Non-Amazon are synced if you email them to your account, but I don’t think they are if you load them to the device manually. But emailing is no problem - there are browser extensions, Calibre can do it and, of course, any email app or service works. As I recall, copying a book over via USB results in it a ‘local’ version - but this may have changed, as I’ve just been using email for a while.

The weak spot for sync is the ‘cloud reader’ web app, which won’t show you personal documents, or notes from them. So if you make a lot of use of personal documents, you really need your device on hand (the iOS app shows everything, so your phone may do in a pinch - but I wish the web app was better).

The Kindle is still geared towards Amazon purchases for the best experience, which I suppose is to be expected, but it can certainly be used as a general reader, provided you know how to convert epubs. Most of the frustrations I have tend to be a result of shoddy formatting in the source file - the device itself is fine.

Thanks. This probably explains the confusion on my system, with regards to local and cloud collections and where what shows up.

Yeah, I basically use it just a reader and not for note taking or other documents at all. That’s what my smartphones and tablets are for.
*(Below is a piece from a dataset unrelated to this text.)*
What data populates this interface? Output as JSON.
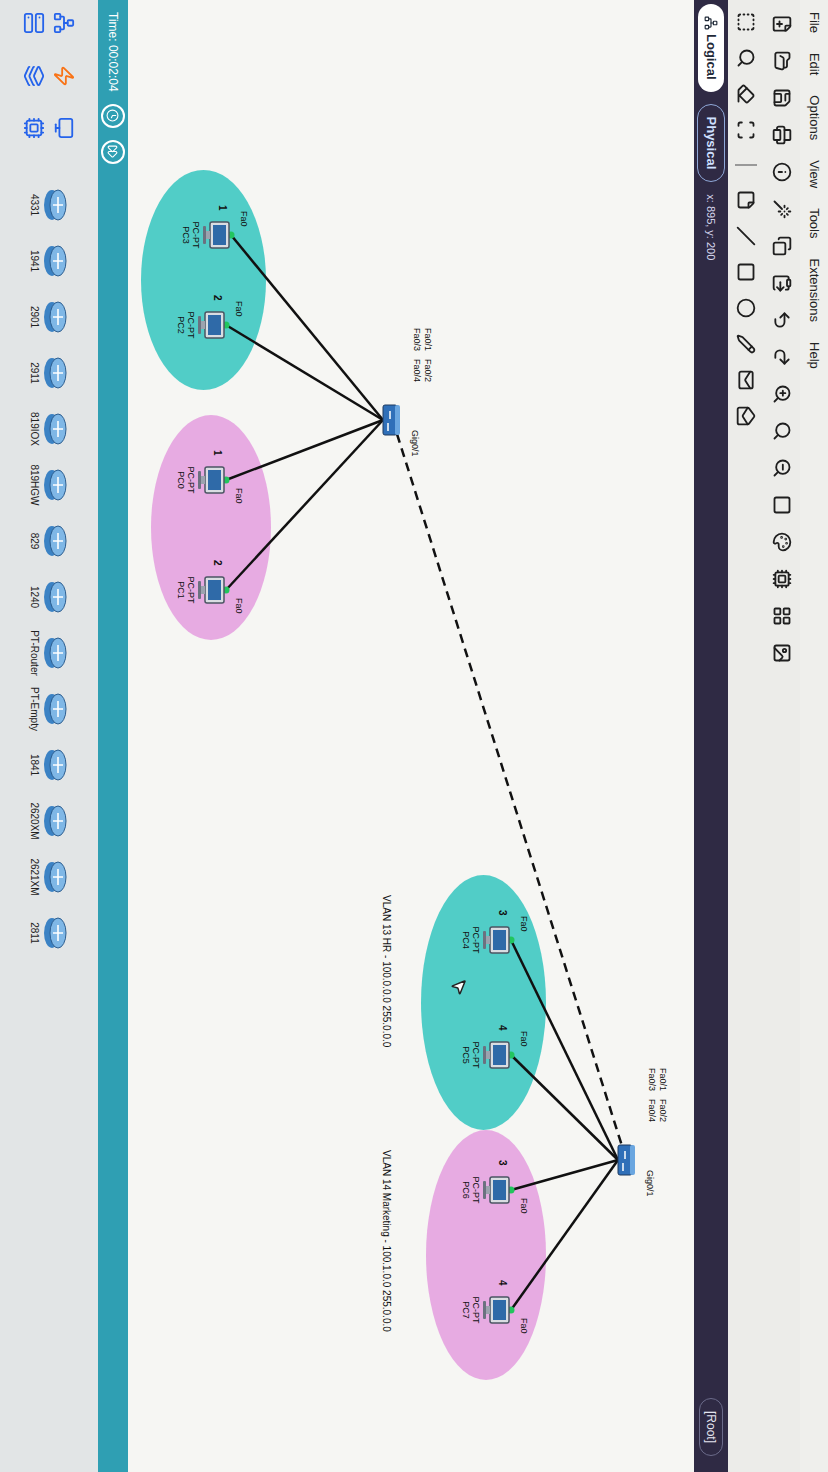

Formatting, oh yes. I spend way too much time to fix etexts from irregular and regular origins, often by stripping it down to text/plain and then turning them into ePubs, complete with my own fonts. Though Bookerly made that one obsolete for me.

Edit: No by hand, though. I once took 1.000 Perry Rhodan pulp PDFs from the usual scanners and wrote a chain of conversion scripts, which still serve me today. Though since then there’ve been decent DRM-free collection from the publishers, so I simply buy those. (Especially since I bought only the first 300 pulps back in my youth.)

I will occasionally go into the book editor in Calibre for a few simple fixes, if there’s no easy alternative and the problem bugs me enough. It’s hard to stop once you’ve started, though - I’ll just tweak this, and that needs a capital C, and I might as well space that out a little better… etc. etc. So I try not to, whenever possible. But I do aspire to one day picking a public domain text I love and building a comprehensive, well-constructed free version.

The chief value of the Calibre editor, for me, is being able to remove unnecessarily large images, often shrinking the file down to a small percentage of the original size.